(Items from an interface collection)
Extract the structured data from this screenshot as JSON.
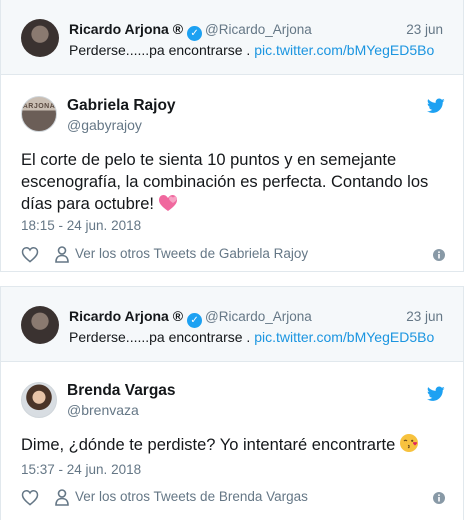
{
  "cards": [
    {
      "quote": {
        "name": "Ricardo Arjona ®",
        "handle": "@Ricardo_Arjona",
        "date": "23 jun",
        "text": "Perderse......pa encontrarse .",
        "link": "pic.twitter.com/bMYegED5Bo"
      },
      "author": {
        "name": "Gabriela Rajoy",
        "handle": "@gabyrajoy",
        "avatar_text": "ARJONA"
      },
      "body": "El corte de pelo te sienta 10 puntos y en semejante escenografía, la combinación es perfecta. Contando los días para octubre!",
      "emoji": "two-hearts-icon",
      "timestamp": "18:15 - 24 jun. 2018",
      "more_link": "Ver los otros Tweets de Gabriela Rajoy"
    },
    {
      "quote": {
        "name": "Ricardo Arjona ®",
        "handle": "@Ricardo_Arjona",
        "date": "23 jun",
        "text": "Perderse......pa encontrarse .",
        "link": "pic.twitter.com/bMYegED5Bo"
      },
      "author": {
        "name": "Brenda Vargas",
        "handle": "@brenvaza"
      },
      "body": "Dime, ¿dónde te perdiste? Yo intentaré encontrarte",
      "emoji": "kissing-face-icon",
      "timestamp": "15:37 - 24 jun. 2018",
      "more_link": "Ver los otros Tweets de Brenda Vargas"
    }
  ],
  "colors": {
    "twitter_blue": "#1da1f2",
    "link_blue": "#1b95e0",
    "muted_gray": "#657786",
    "quote_bg": "#f5f8fa"
  }
}
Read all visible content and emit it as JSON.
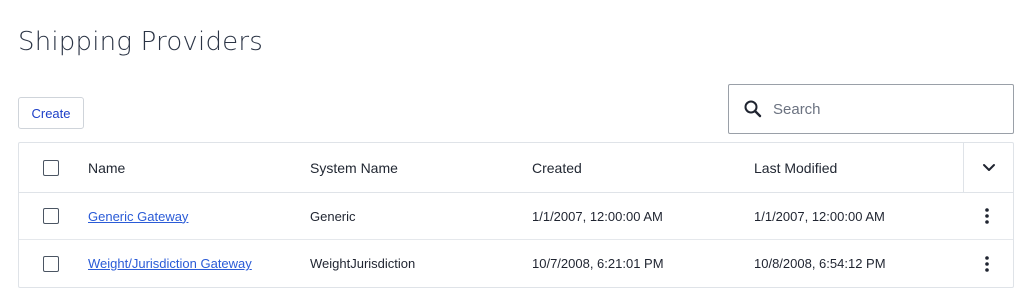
{
  "page": {
    "title": "Shipping Providers"
  },
  "toolbar": {
    "create_label": "Create"
  },
  "search": {
    "placeholder": "Search",
    "value": ""
  },
  "table": {
    "columns": [
      "Name",
      "System Name",
      "Created",
      "Last Modified"
    ],
    "rows": [
      {
        "name": "Generic Gateway",
        "system_name": "Generic",
        "created": "1/1/2007, 12:00:00 AM",
        "last_modified": "1/1/2007, 12:00:00 AM"
      },
      {
        "name": "Weight/Jurisdiction Gateway",
        "system_name": "WeightJurisdiction",
        "created": "10/7/2008, 6:21:01 PM",
        "last_modified": "10/8/2008, 6:54:12 PM"
      }
    ]
  },
  "icons": {
    "search": "search-icon",
    "column_toggle": "chevron-down-icon",
    "row_actions": "kebab-menu-icon"
  },
  "colors": {
    "link": "#2a5bd7",
    "button_text": "#1e40c8",
    "border": "#dfe3e8"
  }
}
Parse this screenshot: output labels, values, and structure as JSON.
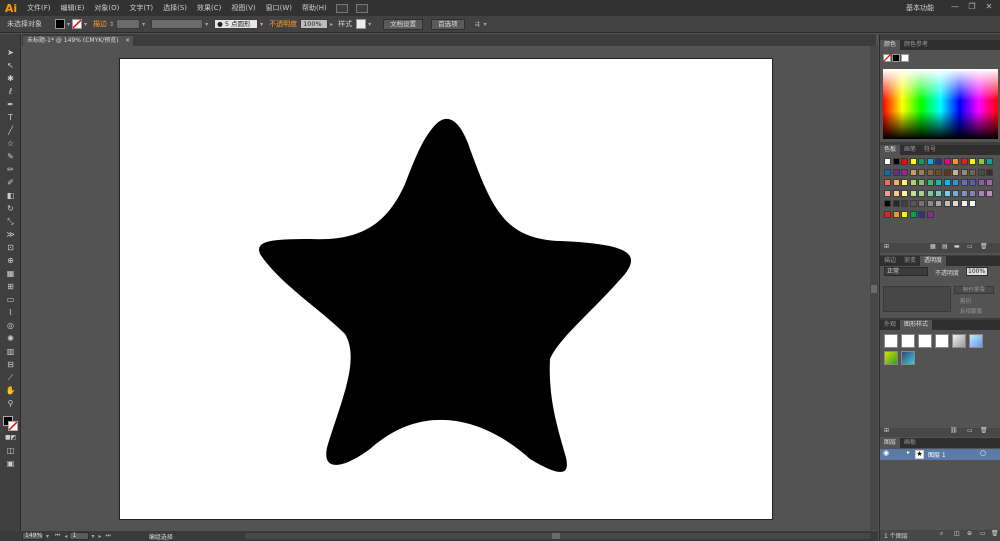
{
  "app": {
    "logo": "Ai",
    "menus": [
      "文件(F)",
      "编辑(E)",
      "对象(O)",
      "文字(T)",
      "选择(S)",
      "效果(C)",
      "视图(V)",
      "窗口(W)",
      "帮助(H)"
    ],
    "workspace": "基本功能",
    "window_controls": [
      "—",
      "❐",
      "✕"
    ]
  },
  "control_bar": {
    "selection_status": "未选择对象",
    "stroke_label": "描边",
    "brush_label": "5 点圆形",
    "opacity_label": "不透明度",
    "opacity_value": "100%",
    "style_label": "样式",
    "doc_setup_button": "文档设置",
    "preferences_button": "首选项"
  },
  "document": {
    "tab_title": "未标题-1* @ 149% (CMYK/预览)",
    "tab_close": "×"
  },
  "artwork": {
    "shape": "rounded-star",
    "fill_color": "#000000",
    "artboard_color": "#ffffff"
  },
  "status_bar": {
    "zoom": "149%",
    "artboard_number": "1",
    "current_tool": "编组选择"
  },
  "panels": {
    "color": {
      "tabs": [
        "颜色",
        "颜色参考"
      ]
    },
    "swatches": {
      "tabs": [
        "色板",
        "画笔",
        "符号"
      ]
    },
    "stroke_transparency": {
      "tabs": [
        "描边",
        "渐变",
        "透明度"
      ],
      "blend_mode": "正常",
      "opacity_label": "不透明度",
      "opacity_value": "100%",
      "make_mask_button": "制作蒙版",
      "clip_label": "剪切",
      "invert_mask_label": "反相蒙版"
    },
    "graphic_styles": {
      "tabs": [
        "外观",
        "图形样式"
      ]
    },
    "layers": {
      "tabs": [
        "图层",
        "画板"
      ],
      "layer_name": "图层 1",
      "footer": "1 个图层"
    }
  },
  "colors": {
    "menubar_bg": "#323232",
    "panel_bg": "#535353",
    "accent_orange": "#ff9c2a",
    "layer_highlight": "#5a7aa8"
  }
}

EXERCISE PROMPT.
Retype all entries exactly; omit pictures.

RESPONSE TO THE TASK.
Extract the structured data from this screenshot as JSON.
{
  "cards": [
    {
      "quote": {
        "name": "Ricardo Arjona ®",
        "handle": "@Ricardo_Arjona",
        "date": "23 jun",
        "text": "Perderse......pa encontrarse .",
        "link": "pic.twitter.com/bMYegED5Bo"
      },
      "author": {
        "name": "Gabriela Rajoy",
        "handle": "@gabyrajoy",
        "avatar_text": "ARJONA"
      },
      "body": "El corte de pelo te sienta 10 puntos y en semejante escenografía, la combinación es perfecta. Contando los días para octubre!",
      "emoji": "two-hearts-icon",
      "timestamp": "18:15 - 24 jun. 2018",
      "more_link": "Ver los otros Tweets de Gabriela Rajoy"
    },
    {
      "quote": {
        "name": "Ricardo Arjona ®",
        "handle": "@Ricardo_Arjona",
        "date": "23 jun",
        "text": "Perderse......pa encontrarse .",
        "link": "pic.twitter.com/bMYegED5Bo"
      },
      "author": {
        "name": "Brenda Vargas",
        "handle": "@brenvaza"
      },
      "body": "Dime, ¿dónde te perdiste? Yo intentaré encontrarte",
      "emoji": "kissing-face-icon",
      "timestamp": "15:37 - 24 jun. 2018",
      "more_link": "Ver los otros Tweets de Brenda Vargas"
    }
  ],
  "colors": {
    "twitter_blue": "#1da1f2",
    "link_blue": "#1b95e0",
    "muted_gray": "#657786",
    "quote_bg": "#f5f8fa"
  }
}
Read all visible content and emit it as JSON.
{
  "page": {
    "title": "Shipping Providers"
  },
  "toolbar": {
    "create_label": "Create"
  },
  "search": {
    "placeholder": "Search",
    "value": ""
  },
  "table": {
    "columns": [
      "Name",
      "System Name",
      "Created",
      "Last Modified"
    ],
    "rows": [
      {
        "name": "Generic Gateway",
        "system_name": "Generic",
        "created": "1/1/2007, 12:00:00 AM",
        "last_modified": "1/1/2007, 12:00:00 AM"
      },
      {
        "name": "Weight/Jurisdiction Gateway",
        "system_name": "WeightJurisdiction",
        "created": "10/7/2008, 6:21:01 PM",
        "last_modified": "10/8/2008, 6:54:12 PM"
      }
    ]
  },
  "icons": {
    "search": "search-icon",
    "column_toggle": "chevron-down-icon",
    "row_actions": "kebab-menu-icon"
  },
  "colors": {
    "link": "#2a5bd7",
    "button_text": "#1e40c8",
    "border": "#dfe3e8"
  }
}
Parse this screenshot: output labels, values, and structure as JSON.
{
  "app": {
    "logo": "Ai",
    "menus": [
      "文件(F)",
      "编辑(E)",
      "对象(O)",
      "文字(T)",
      "选择(S)",
      "效果(C)",
      "视图(V)",
      "窗口(W)",
      "帮助(H)"
    ],
    "workspace": "基本功能",
    "window_controls": [
      "—",
      "❐",
      "✕"
    ]
  },
  "control_bar": {
    "selection_status": "未选择对象",
    "stroke_label": "描边",
    "brush_label": "5 点圆形",
    "opacity_label": "不透明度",
    "opacity_value": "100%",
    "style_label": "样式",
    "doc_setup_button": "文档设置",
    "preferences_button": "首选项"
  },
  "document": {
    "tab_title": "未标题-1* @ 149% (CMYK/预览)",
    "tab_close": "×"
  },
  "artwork": {
    "shape": "rounded-star",
    "fill_color": "#000000",
    "artboard_color": "#ffffff"
  },
  "status_bar": {
    "zoom": "149%",
    "artboard_number": "1",
    "current_tool": "编组选择"
  },
  "panels": {
    "color": {
      "tabs": [
        "颜色",
        "颜色参考"
      ]
    },
    "swatches": {
      "tabs": [
        "色板",
        "画笔",
        "符号"
      ]
    },
    "stroke_transparency": {
      "tabs": [
        "描边",
        "渐变",
        "透明度"
      ],
      "blend_mode": "正常",
      "opacity_label": "不透明度",
      "opacity_value": "100%",
      "make_mask_button": "制作蒙版",
      "clip_label": "剪切",
      "invert_mask_label": "反相蒙版"
    },
    "graphic_styles": {
      "tabs": [
        "外观",
        "图形样式"
      ]
    },
    "layers": {
      "tabs": [
        "图层",
        "画板"
      ],
      "layer_name": "图层 1",
      "footer": "1 个图层"
    }
  },
  "colors": {
    "menubar_bg": "#323232",
    "panel_bg": "#535353",
    "accent_orange": "#ff9c2a",
    "layer_highlight": "#5a7aa8"
  }
}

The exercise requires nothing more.